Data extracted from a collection
[Start of section]

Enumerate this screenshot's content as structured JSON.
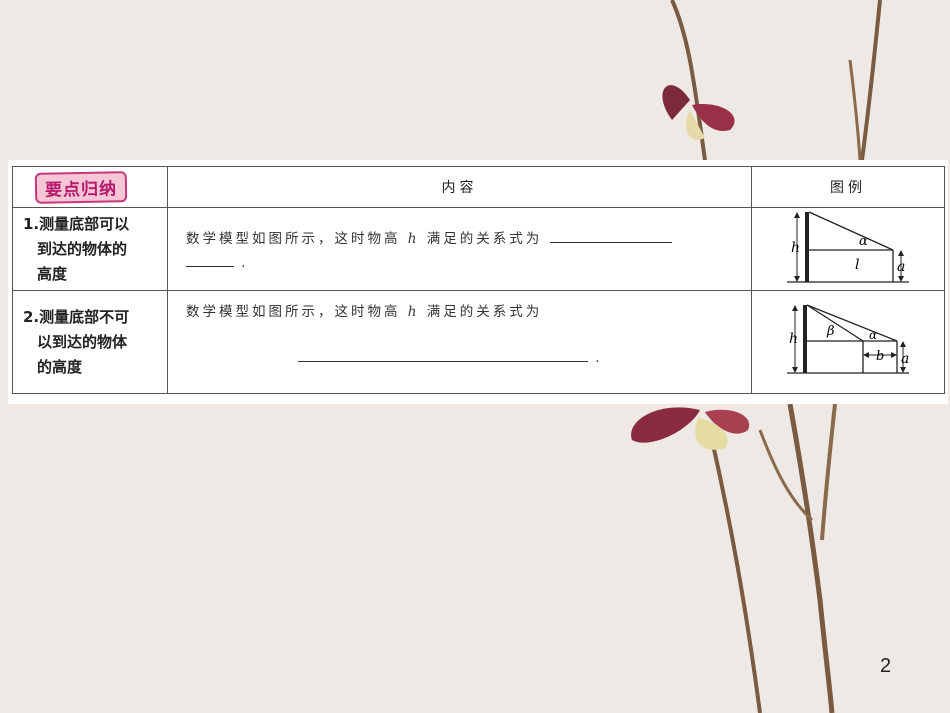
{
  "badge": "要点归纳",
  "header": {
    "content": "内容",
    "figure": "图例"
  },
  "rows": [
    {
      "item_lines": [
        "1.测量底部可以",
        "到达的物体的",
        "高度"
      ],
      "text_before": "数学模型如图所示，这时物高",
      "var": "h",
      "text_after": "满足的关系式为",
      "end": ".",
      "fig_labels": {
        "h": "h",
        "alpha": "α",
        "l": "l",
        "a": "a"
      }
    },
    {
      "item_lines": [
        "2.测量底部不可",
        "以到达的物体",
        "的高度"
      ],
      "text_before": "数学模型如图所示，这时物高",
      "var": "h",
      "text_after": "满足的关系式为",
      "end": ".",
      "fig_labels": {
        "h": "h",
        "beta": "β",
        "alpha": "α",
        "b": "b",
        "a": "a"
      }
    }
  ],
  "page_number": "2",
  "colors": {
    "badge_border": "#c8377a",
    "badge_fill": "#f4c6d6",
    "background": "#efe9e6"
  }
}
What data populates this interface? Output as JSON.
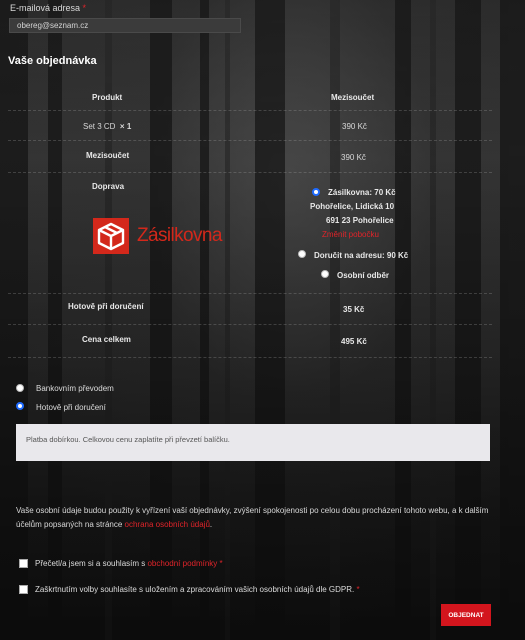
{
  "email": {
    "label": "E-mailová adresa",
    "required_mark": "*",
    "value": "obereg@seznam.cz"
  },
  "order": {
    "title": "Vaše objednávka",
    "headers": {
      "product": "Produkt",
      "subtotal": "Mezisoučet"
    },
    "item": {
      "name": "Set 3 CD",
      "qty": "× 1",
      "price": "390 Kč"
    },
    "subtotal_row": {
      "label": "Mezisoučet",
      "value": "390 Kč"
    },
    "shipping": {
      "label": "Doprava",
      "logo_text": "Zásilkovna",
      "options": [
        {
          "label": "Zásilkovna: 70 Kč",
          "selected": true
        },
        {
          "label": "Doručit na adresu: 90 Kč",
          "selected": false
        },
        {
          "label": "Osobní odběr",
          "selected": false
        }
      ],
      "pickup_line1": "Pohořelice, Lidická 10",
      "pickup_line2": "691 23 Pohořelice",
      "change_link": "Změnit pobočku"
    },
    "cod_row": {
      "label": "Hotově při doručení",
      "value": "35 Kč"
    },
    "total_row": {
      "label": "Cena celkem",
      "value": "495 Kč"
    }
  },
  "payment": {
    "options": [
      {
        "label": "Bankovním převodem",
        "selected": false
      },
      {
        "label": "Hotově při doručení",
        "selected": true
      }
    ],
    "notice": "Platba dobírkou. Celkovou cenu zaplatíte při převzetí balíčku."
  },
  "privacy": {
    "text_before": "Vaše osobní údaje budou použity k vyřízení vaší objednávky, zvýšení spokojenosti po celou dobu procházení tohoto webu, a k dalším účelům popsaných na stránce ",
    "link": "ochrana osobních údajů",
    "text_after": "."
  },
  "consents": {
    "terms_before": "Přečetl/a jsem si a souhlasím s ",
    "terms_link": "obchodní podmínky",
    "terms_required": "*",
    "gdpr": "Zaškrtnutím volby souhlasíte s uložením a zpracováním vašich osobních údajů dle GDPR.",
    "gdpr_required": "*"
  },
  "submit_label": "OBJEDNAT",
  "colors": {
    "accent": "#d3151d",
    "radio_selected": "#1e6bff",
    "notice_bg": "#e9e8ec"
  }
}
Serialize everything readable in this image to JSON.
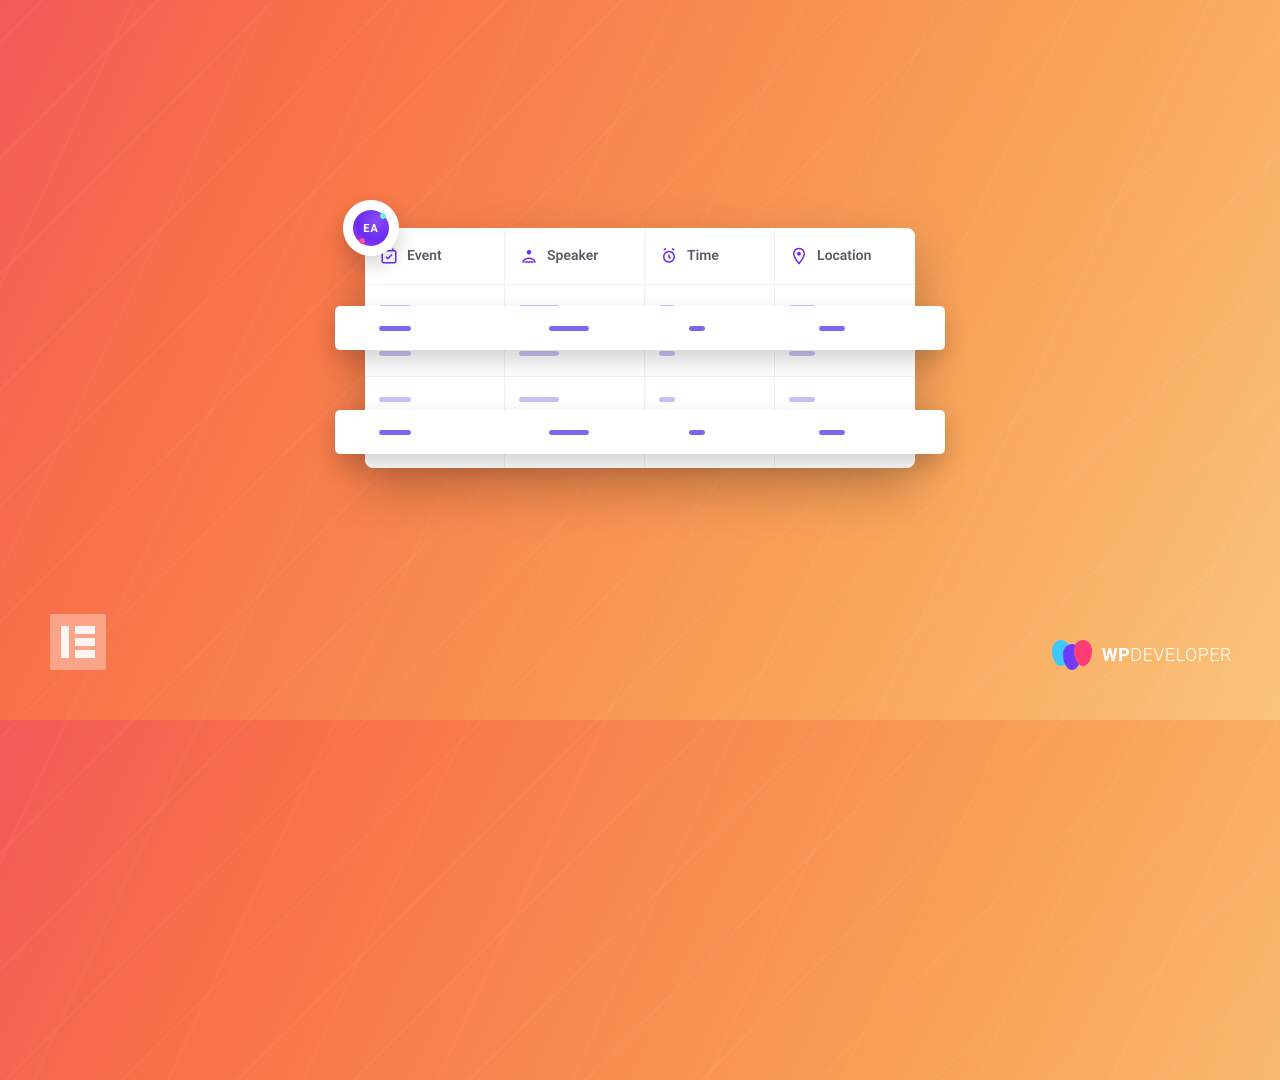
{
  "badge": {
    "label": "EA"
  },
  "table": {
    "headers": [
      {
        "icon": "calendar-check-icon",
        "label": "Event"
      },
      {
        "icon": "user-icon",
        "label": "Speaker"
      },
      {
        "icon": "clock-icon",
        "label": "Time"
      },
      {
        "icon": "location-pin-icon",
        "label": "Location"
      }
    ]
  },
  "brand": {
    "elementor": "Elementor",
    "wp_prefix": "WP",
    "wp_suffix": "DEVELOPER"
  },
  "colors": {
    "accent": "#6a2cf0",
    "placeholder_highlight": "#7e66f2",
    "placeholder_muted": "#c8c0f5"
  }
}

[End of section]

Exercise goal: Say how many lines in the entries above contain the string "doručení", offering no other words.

Solution for this exercise: 2